Tarot Runes I Ching Stichomancy Contact
Store Numerology Coin Flip Yes or No Webmasters
Personal Celebrity Biorhythms Bibliomancy Settings

Today's Stichomancy for Richard Burton

The first excerpt represents the past or something you must release, and is drawn from The Wrecker by Stevenson & Osbourne:

"Bring the bally thing along!" cried the captain.

And they went on deck.

An ugly brute of a modern man-of-war lay just without the reef, now quite inert, now giving a flap or two with her propeller. Nearer hand, and just within, a big white boat came skimming to the stroke of many oars, her ensign blowing at the stern.

"One word more," said Wicks, after he had taken in the scene. "Mac, you've been in China ports? All right; then you can speak for yourself. The rest of you I kept on board all the time we were in Hongkong, hoping you would desert; but you fooled me and stuck to the brig. That'll make your lying come easier."

The second excerpt represents the present or the deciding factor of the moment, and is drawn from The Message by Honore de Balzac:

fault, in part owing to historical veracity.
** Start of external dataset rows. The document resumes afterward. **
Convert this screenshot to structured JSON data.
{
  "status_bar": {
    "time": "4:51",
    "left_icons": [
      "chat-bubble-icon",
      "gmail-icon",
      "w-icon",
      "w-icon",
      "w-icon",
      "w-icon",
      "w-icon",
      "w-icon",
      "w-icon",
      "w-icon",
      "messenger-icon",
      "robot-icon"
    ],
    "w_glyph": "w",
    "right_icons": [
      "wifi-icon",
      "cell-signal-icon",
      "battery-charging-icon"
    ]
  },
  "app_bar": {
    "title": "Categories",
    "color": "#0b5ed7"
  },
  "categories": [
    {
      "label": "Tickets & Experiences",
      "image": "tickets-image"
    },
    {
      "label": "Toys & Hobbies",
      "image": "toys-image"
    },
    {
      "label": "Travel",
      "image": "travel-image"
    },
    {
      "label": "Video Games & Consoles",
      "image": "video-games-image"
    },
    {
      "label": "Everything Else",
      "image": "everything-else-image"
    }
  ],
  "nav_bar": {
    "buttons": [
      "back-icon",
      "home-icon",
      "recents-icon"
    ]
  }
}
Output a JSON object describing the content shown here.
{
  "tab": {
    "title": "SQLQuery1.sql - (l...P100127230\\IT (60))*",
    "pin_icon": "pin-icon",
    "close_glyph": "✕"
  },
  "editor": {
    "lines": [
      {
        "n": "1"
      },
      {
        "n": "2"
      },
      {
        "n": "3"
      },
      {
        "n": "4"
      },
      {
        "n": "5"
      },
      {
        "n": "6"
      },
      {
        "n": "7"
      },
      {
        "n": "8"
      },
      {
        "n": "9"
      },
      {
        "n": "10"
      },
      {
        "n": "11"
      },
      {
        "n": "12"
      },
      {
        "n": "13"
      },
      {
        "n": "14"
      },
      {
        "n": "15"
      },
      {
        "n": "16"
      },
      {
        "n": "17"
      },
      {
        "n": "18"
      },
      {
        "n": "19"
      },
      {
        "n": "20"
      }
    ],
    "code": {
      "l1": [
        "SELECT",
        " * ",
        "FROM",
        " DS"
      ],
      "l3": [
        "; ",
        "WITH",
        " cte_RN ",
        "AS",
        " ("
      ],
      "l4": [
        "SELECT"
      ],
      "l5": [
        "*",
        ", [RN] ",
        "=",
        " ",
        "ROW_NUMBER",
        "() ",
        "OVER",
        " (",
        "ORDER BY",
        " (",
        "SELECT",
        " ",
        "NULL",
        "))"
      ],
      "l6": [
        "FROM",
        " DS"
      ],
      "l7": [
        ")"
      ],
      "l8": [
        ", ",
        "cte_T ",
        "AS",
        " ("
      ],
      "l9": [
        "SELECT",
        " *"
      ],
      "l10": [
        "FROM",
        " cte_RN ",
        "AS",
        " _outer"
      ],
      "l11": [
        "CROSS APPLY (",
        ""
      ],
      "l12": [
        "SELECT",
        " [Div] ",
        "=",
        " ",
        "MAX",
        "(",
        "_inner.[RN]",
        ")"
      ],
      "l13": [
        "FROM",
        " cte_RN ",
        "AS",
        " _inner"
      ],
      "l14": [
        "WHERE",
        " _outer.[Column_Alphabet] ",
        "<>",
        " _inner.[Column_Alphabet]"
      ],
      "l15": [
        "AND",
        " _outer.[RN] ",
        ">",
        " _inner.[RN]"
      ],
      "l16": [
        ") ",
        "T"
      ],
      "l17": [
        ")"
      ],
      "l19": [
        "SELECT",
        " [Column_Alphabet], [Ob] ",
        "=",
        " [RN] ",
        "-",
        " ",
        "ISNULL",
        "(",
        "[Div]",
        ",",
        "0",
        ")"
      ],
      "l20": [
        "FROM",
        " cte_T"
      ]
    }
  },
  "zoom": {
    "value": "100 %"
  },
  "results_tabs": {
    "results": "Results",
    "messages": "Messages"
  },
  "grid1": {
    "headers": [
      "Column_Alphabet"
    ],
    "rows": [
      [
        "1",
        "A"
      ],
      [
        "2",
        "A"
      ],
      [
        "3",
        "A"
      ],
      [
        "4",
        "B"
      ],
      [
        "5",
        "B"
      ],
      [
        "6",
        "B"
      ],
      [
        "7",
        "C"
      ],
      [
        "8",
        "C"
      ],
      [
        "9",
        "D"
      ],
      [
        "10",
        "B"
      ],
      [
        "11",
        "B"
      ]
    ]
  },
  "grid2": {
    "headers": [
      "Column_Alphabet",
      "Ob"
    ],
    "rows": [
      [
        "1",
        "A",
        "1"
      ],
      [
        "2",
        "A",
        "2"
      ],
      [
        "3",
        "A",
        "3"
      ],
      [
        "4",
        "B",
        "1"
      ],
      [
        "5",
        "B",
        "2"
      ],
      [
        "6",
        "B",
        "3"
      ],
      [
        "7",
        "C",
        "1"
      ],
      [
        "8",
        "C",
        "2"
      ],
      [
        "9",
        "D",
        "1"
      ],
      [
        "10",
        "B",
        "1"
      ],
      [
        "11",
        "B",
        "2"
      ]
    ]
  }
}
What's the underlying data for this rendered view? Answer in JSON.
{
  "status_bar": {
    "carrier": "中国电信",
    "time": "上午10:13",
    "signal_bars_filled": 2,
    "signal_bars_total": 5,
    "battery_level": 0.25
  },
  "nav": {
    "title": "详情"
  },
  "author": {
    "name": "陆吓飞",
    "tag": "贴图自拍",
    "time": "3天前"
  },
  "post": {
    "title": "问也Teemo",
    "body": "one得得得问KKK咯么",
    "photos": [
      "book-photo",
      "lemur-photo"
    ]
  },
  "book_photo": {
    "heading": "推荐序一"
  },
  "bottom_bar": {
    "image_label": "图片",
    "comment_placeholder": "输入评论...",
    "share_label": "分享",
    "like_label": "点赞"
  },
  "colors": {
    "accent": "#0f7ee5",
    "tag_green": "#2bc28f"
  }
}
Plenty of things in real life are superlatively uninteresting; so that it is one-half of art to select from realities those which contain possibilities of poetry.

In 1819 I was traveling from Paris to Moulins. The state of my finances obliged me to take an outside place. Englishmen, as you know, regard those airy perches on the top of the coach as the best seats; and for the first few miles I discovered abundance of excellent reasons for justifying the opinion of our neighbors. A young fellow, apparently in somewhat better circumstances, who came to take the seat beside me from preference, listened to my

The third excerpt represents the future or something you must embrace, and is drawn from The Voyage of the Beagle by Charles Darwin:

not appear that a breath of wind had ever blown. The thin edges of the great leaves of the banana, damp with spray, were unbroken, instead of being, as is so generally the case, split into a thousand shreds. From our position, almost suspended on the mountain side, there were glimpses into the depths of the neighbouring valleys; and the lofty points of the central mountains, towering up within sixty degrees of the zenith, hid half the evening sky. Thus seated, it was a sublime spectacle to watch the shades of night gradually obscuring the last and highest pinnacles.

Before we laid ourselves down to sleep, the elder Tahitian

The Voyage of the Beagle